Information, discussions, warnings, and friendly assistance with all your computer-related problems.

Moderators: godfather, Dreamweaver

Post Reply
User avatar
Dreamweaver
Global Moderator
Posts: 9041
Joined: 16 Sep 2005, 15:46
Location: Victoria

How to Build a Low-tech Internet

Post by Dreamweaver » 09 Jan 2018, 20:33

A long read, this includes thoughts on and pictures of the following items.

Picture: A node in the Scottish Tegola Network.
WiFi-based Long Distance Network
Tegola project low-tech internet - Picture: A relay with three point-to-point links and three sectoral antennae. Tegola.
Long-distance WiFi links require line of sight to make a connection -- in this sense, the technology resembles the 18th century optical telegraph.
Advantages of Long Range WiFi
Litebeam M5Long range WiFi offers high bandwidth (up to 54 Mbps) combined with very low capital costs.
Long Range WiFi makes use of unlicensed spectrum and offers high bandwidth, low capital costs, easy installation, and low power requirements.
Long Range WiFi Networks in Poor Countries
A node in the AirJaldi network. Picture: AirJaldi.
WiFi-Based Community Networks in Europe
In a community network, the users themselves build, own, power and maintain the infrastructure.
Guifi in en rond barcelona
Wireless links in the Spanish Guifi network.
Performance of Low-tech Networks
The available bandwidth per user can vary enormously, depending on the bandwidth of the gateway node(s) and the number of users, among other factors
Antena-guifi-floresta - A node in the Spanish Guifi community network.
Delay-Tolerant Networks
Data Mules
Airjaldi epostmanPicture: AirJaldi.
In a data mules network, the local transport infrastructure substitutes for a wireless internet link.
Delay-Tolerant Software
A Freifunk WiFi-node is installed in Berlin, Germany.
Sneakernets
Freight train - Stuffing a cargo train full of digital storage media would beat any digital network in terms of speed, cost and energy efficiency.
Resilient Networks

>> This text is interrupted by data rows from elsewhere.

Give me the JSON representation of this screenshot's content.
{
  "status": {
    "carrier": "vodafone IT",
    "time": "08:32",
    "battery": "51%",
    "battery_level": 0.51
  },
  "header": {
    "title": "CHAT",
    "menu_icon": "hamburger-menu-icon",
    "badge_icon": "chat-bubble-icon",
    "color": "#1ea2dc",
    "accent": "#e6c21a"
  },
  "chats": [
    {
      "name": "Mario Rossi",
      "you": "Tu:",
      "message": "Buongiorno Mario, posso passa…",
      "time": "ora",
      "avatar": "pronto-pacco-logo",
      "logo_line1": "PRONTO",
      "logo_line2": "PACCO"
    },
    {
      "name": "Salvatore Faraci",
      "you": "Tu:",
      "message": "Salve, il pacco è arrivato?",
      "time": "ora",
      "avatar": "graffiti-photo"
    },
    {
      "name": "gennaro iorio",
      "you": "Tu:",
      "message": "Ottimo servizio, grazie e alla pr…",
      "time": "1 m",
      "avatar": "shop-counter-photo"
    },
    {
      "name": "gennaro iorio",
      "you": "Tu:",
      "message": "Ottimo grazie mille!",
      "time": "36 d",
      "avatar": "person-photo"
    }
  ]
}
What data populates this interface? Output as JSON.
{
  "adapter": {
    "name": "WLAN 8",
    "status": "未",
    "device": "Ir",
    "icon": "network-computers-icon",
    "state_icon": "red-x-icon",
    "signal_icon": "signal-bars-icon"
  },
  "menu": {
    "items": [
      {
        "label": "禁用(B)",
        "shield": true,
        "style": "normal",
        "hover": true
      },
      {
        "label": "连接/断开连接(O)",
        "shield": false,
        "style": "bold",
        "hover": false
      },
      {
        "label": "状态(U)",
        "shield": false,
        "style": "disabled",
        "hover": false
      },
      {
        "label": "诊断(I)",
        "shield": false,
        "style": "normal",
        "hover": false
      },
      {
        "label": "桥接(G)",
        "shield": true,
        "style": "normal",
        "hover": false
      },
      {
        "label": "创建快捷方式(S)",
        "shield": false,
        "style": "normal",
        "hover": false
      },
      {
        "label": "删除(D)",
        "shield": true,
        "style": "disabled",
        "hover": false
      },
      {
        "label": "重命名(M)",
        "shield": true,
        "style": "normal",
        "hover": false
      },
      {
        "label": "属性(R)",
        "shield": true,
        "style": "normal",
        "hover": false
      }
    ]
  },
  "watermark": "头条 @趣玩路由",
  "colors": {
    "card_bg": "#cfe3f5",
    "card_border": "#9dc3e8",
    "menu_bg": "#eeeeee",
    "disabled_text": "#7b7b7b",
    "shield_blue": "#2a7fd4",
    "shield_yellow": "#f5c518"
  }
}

Such a hybrid system of online and offline applications would remain a very powerful communication network -- unlike anything we had even in the late twentieth century. Even if we envision a doom scenario in which the wider internet infrastructure would disintegrate, isolated low-tech networks would still be very useful local and regional communication technologies. Furthermore, they could obtain content from other remote networks through the exchange of portable storage media. The internet, it appears, can be as low-tech or high-tech as we can afford it to be.

Kris De Decker (edited by Jenna Collett)

http://www.lowtechmagazine.com/2015/10/ ... ernet.html
I dream, therefore I am.

Post Reply